Looking back up at the first three pitches of Final Five Canyon.
On Thursday, December 16 Steve and David and I ran Copper Creek, a small tributary of the EF Lewis. We estimate we had flows of maybe 300 cfs. The EF Lewis gauge showed 950 cfs dropping slowly. Photos are in two galleries: Gallery 1 and Gallery 2.
Copper Creek starts out with a boney class III riverbed. Shortly below the bridge near the putin, the river plunges over a triple drop collectively known as Certain Death, class V+. This drop had one of the worst undercuts I've ever seen. We hiked down a gated road for five minutes and putin at a nice pool below Certain Death.
Certain Death Video
Certain Death Scout
Certain Death from below. Note the nasty undercut on river right.
The first mile and a half for Copper Creek has numerous shallow rapids. The little bit of wood present was well out of the way, and we were all amazed at our luck at finding the run with water on a sunny December day. As you approach the first big rapid, variously known as The Big Falls or Triple Delight, the river begins to show a little life with small ledge drops. At these flows, none of the holes were burly, but that didn't stop Steve from swimming one, just to cool off from the unseasonably warm weather.
Steve in one of the early rapids.

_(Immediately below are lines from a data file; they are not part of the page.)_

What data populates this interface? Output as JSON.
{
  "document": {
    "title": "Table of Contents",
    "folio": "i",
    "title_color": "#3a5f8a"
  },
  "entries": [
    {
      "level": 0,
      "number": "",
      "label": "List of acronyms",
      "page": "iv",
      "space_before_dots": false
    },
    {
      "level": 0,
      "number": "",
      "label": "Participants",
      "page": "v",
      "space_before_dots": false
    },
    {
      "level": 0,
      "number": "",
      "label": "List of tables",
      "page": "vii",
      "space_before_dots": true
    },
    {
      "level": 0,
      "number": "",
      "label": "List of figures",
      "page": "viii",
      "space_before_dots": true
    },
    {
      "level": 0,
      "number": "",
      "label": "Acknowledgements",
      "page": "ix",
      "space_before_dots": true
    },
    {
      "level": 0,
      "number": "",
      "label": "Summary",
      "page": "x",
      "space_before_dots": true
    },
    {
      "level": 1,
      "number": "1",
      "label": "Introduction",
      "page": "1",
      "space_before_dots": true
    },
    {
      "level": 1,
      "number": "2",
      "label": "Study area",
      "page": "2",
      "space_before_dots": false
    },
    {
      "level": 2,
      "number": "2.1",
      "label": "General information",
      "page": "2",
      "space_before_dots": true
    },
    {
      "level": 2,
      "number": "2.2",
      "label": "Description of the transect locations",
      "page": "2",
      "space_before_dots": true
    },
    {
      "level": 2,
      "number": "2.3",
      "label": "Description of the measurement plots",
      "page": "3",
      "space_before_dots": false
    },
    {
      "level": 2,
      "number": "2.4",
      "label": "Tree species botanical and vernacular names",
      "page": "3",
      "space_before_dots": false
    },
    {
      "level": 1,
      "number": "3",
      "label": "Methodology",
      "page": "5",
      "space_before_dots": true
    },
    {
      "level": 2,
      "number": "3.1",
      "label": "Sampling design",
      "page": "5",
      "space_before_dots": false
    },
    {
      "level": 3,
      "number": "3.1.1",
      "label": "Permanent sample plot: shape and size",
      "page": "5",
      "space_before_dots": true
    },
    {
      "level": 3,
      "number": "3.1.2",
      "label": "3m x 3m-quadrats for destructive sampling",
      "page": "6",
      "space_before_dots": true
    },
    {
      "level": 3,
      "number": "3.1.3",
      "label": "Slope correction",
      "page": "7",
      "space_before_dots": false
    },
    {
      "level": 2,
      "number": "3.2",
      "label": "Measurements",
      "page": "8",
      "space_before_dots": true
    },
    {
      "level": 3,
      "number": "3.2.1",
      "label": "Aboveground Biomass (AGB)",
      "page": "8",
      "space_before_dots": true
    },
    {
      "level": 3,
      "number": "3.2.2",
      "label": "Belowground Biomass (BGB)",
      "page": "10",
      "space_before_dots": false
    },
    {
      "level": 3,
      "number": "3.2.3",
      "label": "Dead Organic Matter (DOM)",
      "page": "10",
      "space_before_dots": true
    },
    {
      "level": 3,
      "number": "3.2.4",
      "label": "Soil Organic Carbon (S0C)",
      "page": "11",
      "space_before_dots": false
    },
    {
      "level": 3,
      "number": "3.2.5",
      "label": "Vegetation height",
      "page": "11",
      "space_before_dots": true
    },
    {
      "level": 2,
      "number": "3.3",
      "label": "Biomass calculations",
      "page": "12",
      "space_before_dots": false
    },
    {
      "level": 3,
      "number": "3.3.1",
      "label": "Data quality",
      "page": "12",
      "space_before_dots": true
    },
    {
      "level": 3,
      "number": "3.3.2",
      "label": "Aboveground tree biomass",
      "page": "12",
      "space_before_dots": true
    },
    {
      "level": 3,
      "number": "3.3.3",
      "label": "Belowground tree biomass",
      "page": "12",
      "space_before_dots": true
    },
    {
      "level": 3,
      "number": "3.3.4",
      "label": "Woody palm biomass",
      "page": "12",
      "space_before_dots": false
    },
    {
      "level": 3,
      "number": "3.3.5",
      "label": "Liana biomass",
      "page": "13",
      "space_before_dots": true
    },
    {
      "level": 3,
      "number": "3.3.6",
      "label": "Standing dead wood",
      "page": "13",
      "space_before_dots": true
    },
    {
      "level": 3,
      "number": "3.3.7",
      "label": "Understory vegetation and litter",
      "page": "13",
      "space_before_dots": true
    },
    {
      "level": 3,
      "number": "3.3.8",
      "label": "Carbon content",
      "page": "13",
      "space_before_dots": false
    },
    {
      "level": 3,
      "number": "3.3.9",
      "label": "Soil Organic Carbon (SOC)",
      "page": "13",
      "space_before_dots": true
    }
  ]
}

One of the bigger ledges early in the trip.
Steve in one of the early rapids.
The 28 drop forms the first significant horizon line. Here, Copper Creeks over three ledges. First a two-footer, then a twisting 8-foot drop into a pool above the 18 foot falls. With a rope set at the base of 8-footer, you'll have a good position to keep anyone from swimming the main falls.

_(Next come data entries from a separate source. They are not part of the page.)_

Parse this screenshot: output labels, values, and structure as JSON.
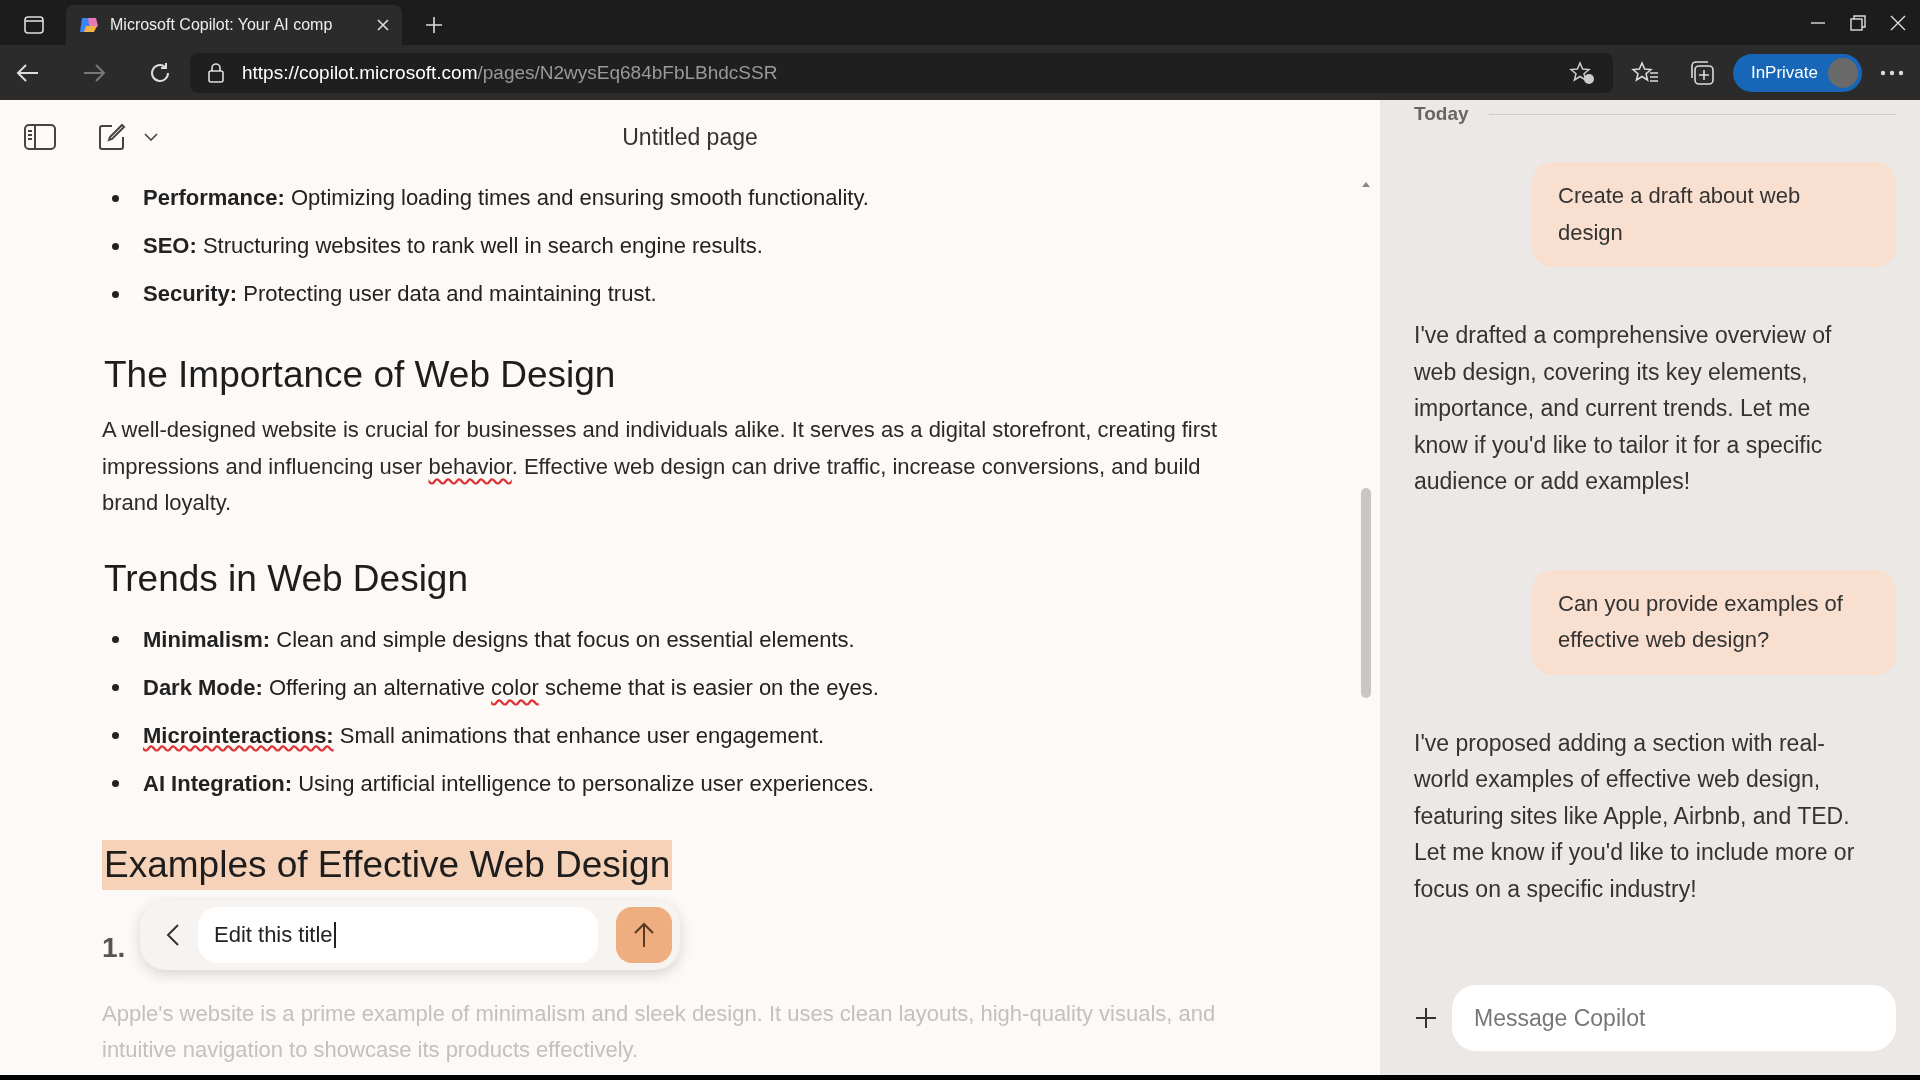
{
  "browser": {
    "tab_title": "Microsoft Copilot: Your AI comp",
    "url_host": "https://copilot.microsoft.com",
    "url_path": "/pages/N2wysEq684bFbLBhdcSSR",
    "profile_label": "InPrivate"
  },
  "document": {
    "title": "Untitled page",
    "blocks": [
      {
        "kind": "bullet",
        "term": "Performance:",
        "term_misspelled": false,
        "segments": [
          {
            "text": " Optimizing loading times and ensuring smooth functionality.",
            "misspelled": false
          }
        ]
      },
      {
        "kind": "bullet",
        "term": "SEO:",
        "term_misspelled": false,
        "segments": [
          {
            "text": " Structuring websites to rank well in search engine results.",
            "misspelled": false
          }
        ]
      },
      {
        "kind": "bullet",
        "term": "Security:",
        "term_misspelled": false,
        "segments": [
          {
            "text": " Protecting user data and maintaining trust.",
            "misspelled": false
          }
        ]
      },
      {
        "kind": "heading",
        "text": "The Importance of Web Design",
        "highlighted": false
      },
      {
        "kind": "paragraph",
        "segments": [
          {
            "text": "A well-designed website is crucial for businesses and individuals alike. It serves as a digital storefront, creating first impressions and influencing user ",
            "misspelled": false
          },
          {
            "text": "behavior",
            "misspelled": true
          },
          {
            "text": ". Effective web design can drive traffic, increase conversions, and build brand loyalty.",
            "misspelled": false
          }
        ]
      },
      {
        "kind": "heading",
        "text": "Trends in Web Design",
        "highlighted": false
      },
      {
        "kind": "bullet",
        "term": "Minimalism:",
        "term_misspelled": false,
        "segments": [
          {
            "text": " Clean and simple designs that focus on essential elements.",
            "misspelled": false
          }
        ]
      },
      {
        "kind": "bullet",
        "term": "Dark Mode:",
        "term_misspelled": false,
        "segments": [
          {
            "text": " Offering an alternative ",
            "misspelled": false
          },
          {
            "text": "color",
            "misspelled": true
          },
          {
            "text": " scheme that is easier on the eyes.",
            "misspelled": false
          }
        ]
      },
      {
        "kind": "bullet",
        "term": "Microinteractions:",
        "term_misspelled": true,
        "segments": [
          {
            "text": " Small animations that enhance user engagement.",
            "misspelled": false
          }
        ]
      },
      {
        "kind": "bullet",
        "term": "AI Integration:",
        "term_misspelled": false,
        "segments": [
          {
            "text": " Using artificial intelligence to personalize user experiences.",
            "misspelled": false
          }
        ]
      },
      {
        "kind": "heading",
        "text": "Examples of Effective Web Design",
        "highlighted": true
      },
      {
        "kind": "numbered",
        "text": "1."
      },
      {
        "kind": "faded",
        "text": "Apple's website is a prime example of minimalism and sleek design. It uses clean layouts, high-quality visuals, and intuitive navigation to showcase its products effectively."
      }
    ],
    "edit_popup": {
      "value": "Edit this title"
    }
  },
  "chat": {
    "day_label": "Today",
    "messages": [
      {
        "kind": "user",
        "text": "Create a draft about web design"
      },
      {
        "kind": "assistant",
        "text": "I've drafted a comprehensive overview of web design, covering its key elements, importance, and current trends. Let me know if you'd like to tailor it for a specific audience or add examples!"
      },
      {
        "kind": "user",
        "text": "Can you provide examples of effective web design?"
      },
      {
        "kind": "assistant",
        "text": "I've proposed adding a section with real-world examples of effective web design, featuring sites like Apple, Airbnb, and TED. Let me know if you'd like to include more or focus on a specific industry!"
      }
    ],
    "composer": {
      "placeholder": "Message Copilot"
    }
  }
}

Triple Delight Video
The first two drops of Triple Delight.
The final 18' drop of Triple Delight.
Below Triple Delight, Copper Creeks continues with some fun class III/IV small drops. Two of these drops stand out. The first is a sliding ledge drop. The book says run right-to-left, which is definately a line available to you. We opted for a neat, narrow chute on river right. The second drop is a flume-style rapid, with a series of drops in a tight bedrock slot. This had a nice little limbo log mid-chute, for style points. There were several other fun, clean ledges from two to four feet in this section.
Sliding Ledge Video
The sliding ledge drop. Run river left-to-right, or hug the right bank.
Another nice ledge drop on Copper Creek.
Flume Drop Video
The flume drop.
David shows off his tailstand skills.
Eventually, you'll round a corner and be at the top of Final Five Canyon. This is an excellent rapid, by any standard I've ever heard of. Definitely the highlight of a Copper Creek run. Final Five Canyon consists of five distinct drops. First a sliding ledge, with a nice boof flake center-right. This leads into a 7-foot punchbowl falls with very little runout before a sliding drop into a headwall. This drop has a decent runout and 50 yards of pool before a two-tiered falls, a six-footer into an 8-footer to round of the five drops. This magnificent collection of drops is set in a 30 foot gorge, with a very manageable portage trail on river right that provides a place to set a rope if needed.
Final Five Canyon Video
The first pitch of Final Five Canyon.
The second drop, a punchbowl falls.
The third pitch of Final Five Canyon, a sliding drop into a headwall.
The final two pitches of Final Five Canyon.
Below Final Five Canyon, Copper Creek quickly joins the East Fork Lewis, which has several lively class III/IV boulder gardens and small ledges. After a mile or so on the EF Lewis, you'll come to Horseshoe Falls, a very clean drop the book claims is 22 feet. You can scout on the left, and opt for the left side, which offers a narrow, twisting chute, or the main drop, which has an incredible autoboof -- just go straight and keep your balance!
Steve about to swim on the EF Lewis.
Horseshoe Falls Video
Horseshoe Falls on the EF Lewis.
Below Horseshoe Falls, the EF Lewis offers class II/III boogie water down to a final small ledge at the takeout.
Steve runs the final ledge at the takeout.